12 December 2005


We received our first major snow/ice storm of the season last Friday. While the snow generally doesn't remain on the ground very long in Maryland's Decembers, the cold weather seems to have set in for good.

'Tis the time of the year when I love to read, to listen to, and to tell stories. Something about wintry weather makes me want to find a fireplace to curl up beside while listen to tall tales. Not that I have a fireplace, mind you. Instead I light candles and our Solstice tree lights to give our little apartment by the woods a soft glow. M. and I have made it our tradition in recent years to read each other stories on or about Winter Solstice. We've enjoyed reading aloud to each other in wintertime so much that we even began reading favorite children's books to each other during the ugly part of the summer when both of us felt oppressed by the double-whammy of 90-degree heat and high humidity. We read the entire Harry Potter series to each other, Garth Nix's novel Lirael, and now we are on the second chapter of Nix's most recent novel.

Part of my current spiritual path of studies includes practicing my storytelling skills. I have received some good guidance on how to do this. One technique is to create a "mind map" of the story, remembering scenes that need to be included in your story. Storytelling is an interactive artform. When you tell the story at one time and place, it will never be the same if you tell it again. That is because with each telling, the story's mood, your voice, the audience will be different. Live storytelling is performance art. Props work best when they are few and used only for special dramatic effect. A good storyteller can express the events and describe the scene in such a way so as to transport you into the tale.

At the beginning of November I challenged two of my friends who are also learning to be bards through the same course I am taking. I suggested that each of us select one story and learn to tell it aloud before the next time we meet (which is this upcoming weekend). I stated that the story might be anything real or fantasy of their choosing. It also need not be a very long-winded story, but one that we can tell from the heart. They accepted the challenge.

It took me several weeks to find my story to tell. At first, I did some searching around online for animal tales. I'm very fond of legends and old fables with animals for main characters. Yet the story that emerged in my mind, was not an animal tale. I was driving down the road one evening and all of a sudden began to sing an old Scottish tune that I learned from my music teacher, Mr. Kaplan, in kindergarten, The Skye Boat Song. That song is of Bonnie Prince Charlie's escape from Scotland after the dreadful Battle of Culloden, where the Prince Charles Edward Staurt's army of Jacobites was crushed by the English. Since I've been attempted to learn about my heritage, it occurred to me that my idle singing of this tune had within it the potential for a great story to tell.

I began to read my books on Scottish history and find website relating to the Young Prentender, as Charlie is called. I needed an angle. Then finally I happened to see a link to one of the "minor characters" of the Prince's story on The Scotsman's Heritage and Culture webpage: Flora MacDonald.
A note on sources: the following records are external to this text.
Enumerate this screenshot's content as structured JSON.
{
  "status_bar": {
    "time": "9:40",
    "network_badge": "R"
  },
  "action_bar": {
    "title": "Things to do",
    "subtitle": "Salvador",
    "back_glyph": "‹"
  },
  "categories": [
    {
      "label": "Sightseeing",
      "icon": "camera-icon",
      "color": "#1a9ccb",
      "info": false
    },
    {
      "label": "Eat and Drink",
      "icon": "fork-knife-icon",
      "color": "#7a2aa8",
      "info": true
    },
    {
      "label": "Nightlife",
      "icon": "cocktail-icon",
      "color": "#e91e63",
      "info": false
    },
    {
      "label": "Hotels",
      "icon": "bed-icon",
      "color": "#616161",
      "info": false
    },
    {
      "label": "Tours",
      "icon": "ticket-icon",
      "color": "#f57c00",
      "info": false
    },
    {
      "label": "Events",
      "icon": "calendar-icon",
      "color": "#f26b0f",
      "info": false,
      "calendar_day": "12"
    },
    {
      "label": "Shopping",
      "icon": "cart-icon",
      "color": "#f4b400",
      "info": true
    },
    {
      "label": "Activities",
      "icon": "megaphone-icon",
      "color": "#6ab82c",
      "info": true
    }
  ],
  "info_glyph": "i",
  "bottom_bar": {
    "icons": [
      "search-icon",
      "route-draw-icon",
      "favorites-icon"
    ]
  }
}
To my mind, Flora is actually the critical character in the tale of the Bonnie Prince because it is she who smuggles him (dressed as her Irish serving maid, "Betty") across to the Isle of Skye by boat. Flora also paid the price for her actions: the English Government exiled and deported her to North America with her co-conspirator husband. Without Flora's bravery, the Prince might never made it out of Scotland alive. So I have decided that the tale will be at last told from Flora's perspective. Would she judge herself harshly or proudly for having made her decision? Was fully willing and loyal to the Jacobite cause, or did she harbor doubts only partly assuaged by entreaties from her husband and father?

I don't think I will write my version of the tale down just yet. No, I think, I'll keep it as a tale to be told aloud for now. I still have some homework to do this week in order to be ready to tell Flora's story. Perhaps the first telling will not be so good. Yet with each time I tell the story I know I'll get better at it. I can feel that Jacobean lore and literature holds a great many storytelling treasures for me to uncover.

No comments:

Post a Comment